+++ Input

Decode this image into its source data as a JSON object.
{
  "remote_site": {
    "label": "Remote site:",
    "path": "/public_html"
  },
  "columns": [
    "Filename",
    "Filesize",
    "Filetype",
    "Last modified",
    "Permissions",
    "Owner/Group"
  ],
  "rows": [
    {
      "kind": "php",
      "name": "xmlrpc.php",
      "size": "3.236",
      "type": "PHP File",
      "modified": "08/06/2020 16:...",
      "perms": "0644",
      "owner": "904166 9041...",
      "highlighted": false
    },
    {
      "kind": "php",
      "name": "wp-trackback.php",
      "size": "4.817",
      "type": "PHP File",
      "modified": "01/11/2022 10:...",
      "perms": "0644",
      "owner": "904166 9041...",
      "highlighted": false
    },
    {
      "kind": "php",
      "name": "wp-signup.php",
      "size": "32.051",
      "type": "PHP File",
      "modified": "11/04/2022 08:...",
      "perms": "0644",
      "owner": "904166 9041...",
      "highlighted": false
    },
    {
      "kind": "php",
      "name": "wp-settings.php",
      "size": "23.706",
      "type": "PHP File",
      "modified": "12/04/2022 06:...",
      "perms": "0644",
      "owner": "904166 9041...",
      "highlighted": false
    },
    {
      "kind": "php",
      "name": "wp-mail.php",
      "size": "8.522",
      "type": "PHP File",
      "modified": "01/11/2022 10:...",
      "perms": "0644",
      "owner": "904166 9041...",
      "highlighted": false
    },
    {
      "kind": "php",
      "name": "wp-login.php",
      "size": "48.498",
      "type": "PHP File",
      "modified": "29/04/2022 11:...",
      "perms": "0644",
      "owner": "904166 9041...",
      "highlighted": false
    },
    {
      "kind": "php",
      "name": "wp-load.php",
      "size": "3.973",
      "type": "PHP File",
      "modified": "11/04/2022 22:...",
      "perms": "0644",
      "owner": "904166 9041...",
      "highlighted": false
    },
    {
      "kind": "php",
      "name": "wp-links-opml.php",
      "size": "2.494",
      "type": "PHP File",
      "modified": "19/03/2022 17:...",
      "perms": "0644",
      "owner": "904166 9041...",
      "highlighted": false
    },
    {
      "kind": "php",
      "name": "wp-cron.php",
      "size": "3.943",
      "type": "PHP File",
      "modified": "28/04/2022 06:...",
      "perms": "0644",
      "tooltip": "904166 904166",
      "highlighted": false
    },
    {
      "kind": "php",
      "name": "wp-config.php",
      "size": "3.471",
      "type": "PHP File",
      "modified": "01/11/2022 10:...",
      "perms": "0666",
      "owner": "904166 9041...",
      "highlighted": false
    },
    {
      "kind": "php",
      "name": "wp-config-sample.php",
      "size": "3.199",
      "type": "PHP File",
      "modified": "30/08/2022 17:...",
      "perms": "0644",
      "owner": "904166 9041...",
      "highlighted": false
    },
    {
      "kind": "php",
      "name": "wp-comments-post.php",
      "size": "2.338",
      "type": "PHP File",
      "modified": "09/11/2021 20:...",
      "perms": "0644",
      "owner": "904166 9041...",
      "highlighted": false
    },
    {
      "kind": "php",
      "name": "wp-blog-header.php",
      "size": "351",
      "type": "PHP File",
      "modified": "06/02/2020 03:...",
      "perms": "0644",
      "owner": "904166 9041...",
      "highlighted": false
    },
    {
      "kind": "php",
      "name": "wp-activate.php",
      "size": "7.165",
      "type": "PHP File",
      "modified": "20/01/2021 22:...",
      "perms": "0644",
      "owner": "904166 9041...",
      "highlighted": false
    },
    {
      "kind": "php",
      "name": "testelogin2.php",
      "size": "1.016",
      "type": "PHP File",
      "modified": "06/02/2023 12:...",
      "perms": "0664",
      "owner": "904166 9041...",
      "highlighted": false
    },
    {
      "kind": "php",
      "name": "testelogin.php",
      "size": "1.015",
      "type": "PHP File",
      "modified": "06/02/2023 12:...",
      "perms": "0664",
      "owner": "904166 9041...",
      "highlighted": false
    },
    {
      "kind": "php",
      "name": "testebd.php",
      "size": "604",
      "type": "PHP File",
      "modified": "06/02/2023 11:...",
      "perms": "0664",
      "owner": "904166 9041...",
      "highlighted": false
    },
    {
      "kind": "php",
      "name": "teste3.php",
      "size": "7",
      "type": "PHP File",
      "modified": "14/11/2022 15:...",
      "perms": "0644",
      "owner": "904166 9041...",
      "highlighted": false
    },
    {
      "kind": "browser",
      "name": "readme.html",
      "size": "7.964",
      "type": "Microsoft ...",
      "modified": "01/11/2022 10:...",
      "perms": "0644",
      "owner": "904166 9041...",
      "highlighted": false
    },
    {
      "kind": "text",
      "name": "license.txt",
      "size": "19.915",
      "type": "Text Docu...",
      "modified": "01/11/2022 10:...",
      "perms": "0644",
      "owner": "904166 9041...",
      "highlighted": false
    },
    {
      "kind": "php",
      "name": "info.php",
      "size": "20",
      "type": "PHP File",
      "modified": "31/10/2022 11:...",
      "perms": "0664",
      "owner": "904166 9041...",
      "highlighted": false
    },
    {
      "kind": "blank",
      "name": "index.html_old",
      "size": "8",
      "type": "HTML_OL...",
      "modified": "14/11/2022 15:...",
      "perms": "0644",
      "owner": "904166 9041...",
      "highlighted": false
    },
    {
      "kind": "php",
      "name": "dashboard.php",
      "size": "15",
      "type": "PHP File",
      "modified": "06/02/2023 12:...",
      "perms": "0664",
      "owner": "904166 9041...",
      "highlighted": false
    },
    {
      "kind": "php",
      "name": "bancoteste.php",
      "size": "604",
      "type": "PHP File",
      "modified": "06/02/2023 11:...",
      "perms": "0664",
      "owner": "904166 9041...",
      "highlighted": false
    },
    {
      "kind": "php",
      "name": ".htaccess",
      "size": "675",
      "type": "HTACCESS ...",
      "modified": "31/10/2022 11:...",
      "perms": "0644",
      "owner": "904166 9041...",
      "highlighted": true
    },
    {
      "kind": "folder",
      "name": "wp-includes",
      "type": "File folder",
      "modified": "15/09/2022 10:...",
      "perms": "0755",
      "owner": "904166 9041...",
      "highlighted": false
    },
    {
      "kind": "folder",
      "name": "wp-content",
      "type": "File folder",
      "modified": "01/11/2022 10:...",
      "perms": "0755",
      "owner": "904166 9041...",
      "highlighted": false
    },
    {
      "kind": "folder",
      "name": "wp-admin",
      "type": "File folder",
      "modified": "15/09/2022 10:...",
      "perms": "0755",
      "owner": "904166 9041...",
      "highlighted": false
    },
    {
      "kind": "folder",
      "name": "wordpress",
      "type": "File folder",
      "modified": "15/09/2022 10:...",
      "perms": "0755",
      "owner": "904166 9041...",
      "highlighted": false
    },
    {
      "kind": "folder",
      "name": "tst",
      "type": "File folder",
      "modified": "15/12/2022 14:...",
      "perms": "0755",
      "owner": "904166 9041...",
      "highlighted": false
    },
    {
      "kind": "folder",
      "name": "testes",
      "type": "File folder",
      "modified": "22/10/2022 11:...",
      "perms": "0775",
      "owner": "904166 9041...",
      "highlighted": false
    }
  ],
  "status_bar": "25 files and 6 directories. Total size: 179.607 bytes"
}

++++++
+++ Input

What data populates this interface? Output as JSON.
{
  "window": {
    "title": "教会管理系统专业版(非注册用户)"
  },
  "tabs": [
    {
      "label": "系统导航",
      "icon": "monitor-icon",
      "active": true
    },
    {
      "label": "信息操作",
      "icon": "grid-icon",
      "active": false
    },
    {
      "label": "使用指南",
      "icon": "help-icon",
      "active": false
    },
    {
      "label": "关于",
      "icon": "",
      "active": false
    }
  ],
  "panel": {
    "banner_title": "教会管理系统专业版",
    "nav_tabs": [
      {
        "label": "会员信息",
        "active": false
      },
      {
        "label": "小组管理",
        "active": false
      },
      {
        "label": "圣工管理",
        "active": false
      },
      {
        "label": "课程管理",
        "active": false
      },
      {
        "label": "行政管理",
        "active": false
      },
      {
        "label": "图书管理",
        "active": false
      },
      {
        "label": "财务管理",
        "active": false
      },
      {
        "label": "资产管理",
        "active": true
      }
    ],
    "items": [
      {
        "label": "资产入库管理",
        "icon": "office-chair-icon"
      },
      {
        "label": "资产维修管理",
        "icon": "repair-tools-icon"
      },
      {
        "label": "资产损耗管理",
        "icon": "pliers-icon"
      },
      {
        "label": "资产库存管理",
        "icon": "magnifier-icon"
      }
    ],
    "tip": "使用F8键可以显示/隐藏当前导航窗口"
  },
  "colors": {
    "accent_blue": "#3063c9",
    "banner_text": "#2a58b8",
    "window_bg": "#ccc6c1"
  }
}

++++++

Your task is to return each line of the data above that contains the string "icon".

      "icon": "monitor-icon",
      "icon": "grid-icon",
      "icon": "help-icon",
      "icon": "",
        "icon": "office-chair-icon"
        "icon": "repair-tools-icon"
        "icon": "pliers-icon"
        "icon": "magnifier-icon"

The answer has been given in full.